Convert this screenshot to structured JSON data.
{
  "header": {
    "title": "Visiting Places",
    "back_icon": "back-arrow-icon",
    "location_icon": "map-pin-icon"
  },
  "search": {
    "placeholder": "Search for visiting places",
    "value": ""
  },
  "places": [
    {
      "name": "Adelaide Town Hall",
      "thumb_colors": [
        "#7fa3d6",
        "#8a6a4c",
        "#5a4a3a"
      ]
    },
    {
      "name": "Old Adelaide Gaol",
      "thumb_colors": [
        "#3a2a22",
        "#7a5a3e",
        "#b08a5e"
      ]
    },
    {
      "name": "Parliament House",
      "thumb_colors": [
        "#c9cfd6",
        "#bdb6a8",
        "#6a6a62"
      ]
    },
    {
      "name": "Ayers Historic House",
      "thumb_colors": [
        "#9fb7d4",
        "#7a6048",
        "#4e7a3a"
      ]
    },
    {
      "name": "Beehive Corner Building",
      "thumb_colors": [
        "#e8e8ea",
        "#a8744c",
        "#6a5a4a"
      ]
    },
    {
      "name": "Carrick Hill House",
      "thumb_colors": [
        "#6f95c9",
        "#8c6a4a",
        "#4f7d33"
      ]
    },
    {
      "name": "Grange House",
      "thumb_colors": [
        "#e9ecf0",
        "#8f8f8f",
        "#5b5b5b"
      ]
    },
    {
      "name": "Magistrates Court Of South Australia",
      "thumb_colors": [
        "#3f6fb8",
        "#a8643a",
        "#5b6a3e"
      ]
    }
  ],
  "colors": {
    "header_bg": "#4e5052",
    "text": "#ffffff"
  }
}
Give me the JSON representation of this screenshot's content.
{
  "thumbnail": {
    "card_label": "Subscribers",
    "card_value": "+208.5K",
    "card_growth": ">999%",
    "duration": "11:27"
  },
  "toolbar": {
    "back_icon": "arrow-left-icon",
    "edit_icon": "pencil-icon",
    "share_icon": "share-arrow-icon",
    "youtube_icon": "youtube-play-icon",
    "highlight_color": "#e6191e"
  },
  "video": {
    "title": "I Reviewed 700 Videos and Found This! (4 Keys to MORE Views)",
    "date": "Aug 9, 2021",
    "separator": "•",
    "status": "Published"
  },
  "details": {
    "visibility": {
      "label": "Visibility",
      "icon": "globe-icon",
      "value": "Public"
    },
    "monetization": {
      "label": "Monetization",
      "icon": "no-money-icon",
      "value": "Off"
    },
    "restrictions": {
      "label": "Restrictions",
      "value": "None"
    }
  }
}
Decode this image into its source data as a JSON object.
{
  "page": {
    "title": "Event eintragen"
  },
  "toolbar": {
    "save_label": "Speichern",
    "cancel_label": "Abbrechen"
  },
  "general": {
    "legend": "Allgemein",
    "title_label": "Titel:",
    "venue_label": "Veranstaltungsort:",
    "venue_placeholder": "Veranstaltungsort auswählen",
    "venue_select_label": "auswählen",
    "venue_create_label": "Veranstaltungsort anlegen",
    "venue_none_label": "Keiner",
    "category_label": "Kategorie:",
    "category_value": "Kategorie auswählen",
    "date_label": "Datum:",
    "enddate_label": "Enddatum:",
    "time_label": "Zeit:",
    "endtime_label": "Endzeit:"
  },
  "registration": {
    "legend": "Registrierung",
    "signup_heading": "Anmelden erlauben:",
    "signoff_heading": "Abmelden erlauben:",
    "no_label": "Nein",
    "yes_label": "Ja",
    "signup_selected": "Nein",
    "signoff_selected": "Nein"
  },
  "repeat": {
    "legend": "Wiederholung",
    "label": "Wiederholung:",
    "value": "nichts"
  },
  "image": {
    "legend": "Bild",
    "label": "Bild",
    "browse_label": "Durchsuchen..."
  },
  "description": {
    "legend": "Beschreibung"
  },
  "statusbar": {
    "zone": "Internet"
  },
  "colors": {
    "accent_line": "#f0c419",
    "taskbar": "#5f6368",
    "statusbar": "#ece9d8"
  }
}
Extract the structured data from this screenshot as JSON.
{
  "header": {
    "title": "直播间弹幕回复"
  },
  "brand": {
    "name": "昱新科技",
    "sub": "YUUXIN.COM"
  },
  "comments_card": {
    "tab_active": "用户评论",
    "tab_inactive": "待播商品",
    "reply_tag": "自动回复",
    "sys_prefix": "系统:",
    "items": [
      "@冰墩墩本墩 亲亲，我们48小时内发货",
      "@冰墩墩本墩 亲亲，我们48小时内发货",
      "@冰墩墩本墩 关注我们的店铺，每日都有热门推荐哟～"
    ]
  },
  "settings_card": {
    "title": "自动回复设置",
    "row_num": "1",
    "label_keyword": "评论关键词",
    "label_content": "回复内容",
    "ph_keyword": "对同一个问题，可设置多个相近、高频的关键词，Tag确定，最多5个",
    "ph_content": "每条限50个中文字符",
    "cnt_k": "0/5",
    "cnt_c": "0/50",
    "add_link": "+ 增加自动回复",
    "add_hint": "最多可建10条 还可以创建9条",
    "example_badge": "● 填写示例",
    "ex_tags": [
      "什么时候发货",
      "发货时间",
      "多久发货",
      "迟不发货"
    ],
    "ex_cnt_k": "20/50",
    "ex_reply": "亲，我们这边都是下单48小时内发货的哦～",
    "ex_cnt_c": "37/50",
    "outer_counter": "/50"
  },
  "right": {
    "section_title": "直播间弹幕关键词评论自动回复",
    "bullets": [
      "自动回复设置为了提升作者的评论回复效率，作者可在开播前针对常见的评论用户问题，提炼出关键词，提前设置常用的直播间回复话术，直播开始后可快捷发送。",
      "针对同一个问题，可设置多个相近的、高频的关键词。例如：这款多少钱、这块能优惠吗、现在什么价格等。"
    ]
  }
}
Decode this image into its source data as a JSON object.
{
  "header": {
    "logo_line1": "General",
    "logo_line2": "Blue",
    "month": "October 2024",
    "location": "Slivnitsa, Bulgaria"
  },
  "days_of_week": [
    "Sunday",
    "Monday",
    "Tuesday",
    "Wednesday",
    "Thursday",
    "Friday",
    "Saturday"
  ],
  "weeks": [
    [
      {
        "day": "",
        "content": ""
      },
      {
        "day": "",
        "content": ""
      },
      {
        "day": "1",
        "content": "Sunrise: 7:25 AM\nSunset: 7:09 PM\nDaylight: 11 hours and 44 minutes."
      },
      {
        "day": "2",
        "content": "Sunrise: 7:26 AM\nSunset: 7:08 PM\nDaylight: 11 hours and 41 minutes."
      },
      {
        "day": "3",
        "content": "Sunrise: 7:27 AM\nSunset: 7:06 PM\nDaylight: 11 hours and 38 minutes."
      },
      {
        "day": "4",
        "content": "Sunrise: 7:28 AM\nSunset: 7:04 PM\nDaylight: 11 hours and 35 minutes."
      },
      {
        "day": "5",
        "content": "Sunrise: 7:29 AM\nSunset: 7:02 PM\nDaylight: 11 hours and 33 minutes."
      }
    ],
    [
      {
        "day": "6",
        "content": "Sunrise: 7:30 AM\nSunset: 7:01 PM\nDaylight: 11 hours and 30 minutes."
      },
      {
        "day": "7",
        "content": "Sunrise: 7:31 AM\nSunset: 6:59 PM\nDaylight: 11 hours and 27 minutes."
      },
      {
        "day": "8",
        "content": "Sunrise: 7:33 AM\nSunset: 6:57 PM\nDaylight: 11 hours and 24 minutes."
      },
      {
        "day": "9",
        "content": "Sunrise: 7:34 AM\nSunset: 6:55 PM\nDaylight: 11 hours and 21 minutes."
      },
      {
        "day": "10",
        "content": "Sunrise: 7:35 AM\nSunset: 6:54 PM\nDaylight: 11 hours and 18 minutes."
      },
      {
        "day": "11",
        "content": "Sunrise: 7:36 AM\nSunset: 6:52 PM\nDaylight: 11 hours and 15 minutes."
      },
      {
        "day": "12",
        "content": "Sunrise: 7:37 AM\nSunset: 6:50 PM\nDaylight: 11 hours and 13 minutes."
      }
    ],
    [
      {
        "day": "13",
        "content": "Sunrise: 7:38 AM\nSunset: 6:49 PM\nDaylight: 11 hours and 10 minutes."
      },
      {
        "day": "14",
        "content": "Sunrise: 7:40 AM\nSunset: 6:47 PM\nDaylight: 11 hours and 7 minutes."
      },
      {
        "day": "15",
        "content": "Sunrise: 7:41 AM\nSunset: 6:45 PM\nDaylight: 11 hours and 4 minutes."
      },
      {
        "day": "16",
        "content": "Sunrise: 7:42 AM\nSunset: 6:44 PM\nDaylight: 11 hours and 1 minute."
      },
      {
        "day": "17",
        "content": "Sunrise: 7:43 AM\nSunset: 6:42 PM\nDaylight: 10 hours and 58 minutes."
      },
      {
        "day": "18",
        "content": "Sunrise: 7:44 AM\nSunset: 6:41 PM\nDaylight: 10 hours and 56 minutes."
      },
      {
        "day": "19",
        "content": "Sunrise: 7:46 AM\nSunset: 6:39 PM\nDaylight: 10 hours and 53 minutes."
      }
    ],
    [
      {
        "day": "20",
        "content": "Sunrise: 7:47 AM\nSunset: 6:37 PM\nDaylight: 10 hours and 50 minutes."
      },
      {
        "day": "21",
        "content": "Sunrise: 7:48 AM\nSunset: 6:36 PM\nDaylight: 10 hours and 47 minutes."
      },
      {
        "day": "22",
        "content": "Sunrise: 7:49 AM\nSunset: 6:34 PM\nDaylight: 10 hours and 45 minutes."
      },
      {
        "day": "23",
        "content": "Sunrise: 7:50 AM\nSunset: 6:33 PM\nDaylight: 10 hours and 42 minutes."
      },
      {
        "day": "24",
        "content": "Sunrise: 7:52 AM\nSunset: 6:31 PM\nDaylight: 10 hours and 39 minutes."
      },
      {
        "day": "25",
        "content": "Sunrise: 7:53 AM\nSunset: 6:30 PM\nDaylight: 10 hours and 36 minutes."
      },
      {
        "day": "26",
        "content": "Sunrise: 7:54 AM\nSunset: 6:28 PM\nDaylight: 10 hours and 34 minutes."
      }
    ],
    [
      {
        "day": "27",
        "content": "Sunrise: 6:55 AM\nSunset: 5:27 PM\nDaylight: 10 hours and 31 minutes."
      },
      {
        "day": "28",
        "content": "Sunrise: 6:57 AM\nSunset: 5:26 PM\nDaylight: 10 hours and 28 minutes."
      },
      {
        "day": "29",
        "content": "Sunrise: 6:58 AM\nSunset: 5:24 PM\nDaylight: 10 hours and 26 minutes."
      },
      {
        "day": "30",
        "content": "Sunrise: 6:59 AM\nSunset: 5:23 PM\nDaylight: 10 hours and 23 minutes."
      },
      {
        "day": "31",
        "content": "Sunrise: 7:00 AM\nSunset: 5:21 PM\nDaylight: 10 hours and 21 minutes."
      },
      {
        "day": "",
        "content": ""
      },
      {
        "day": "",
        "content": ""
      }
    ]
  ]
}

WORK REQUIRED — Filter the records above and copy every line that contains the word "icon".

YOUR SOLUTION —
    "back_icon": "back-arrow-icon",
    "location_icon": "map-pin-icon"
    "back_icon": "arrow-left-icon",
    "edit_icon": "pencil-icon",
    "share_icon": "share-arrow-icon",
    "youtube_icon": "youtube-play-icon",
      "icon": "globe-icon",
      "icon": "no-money-icon",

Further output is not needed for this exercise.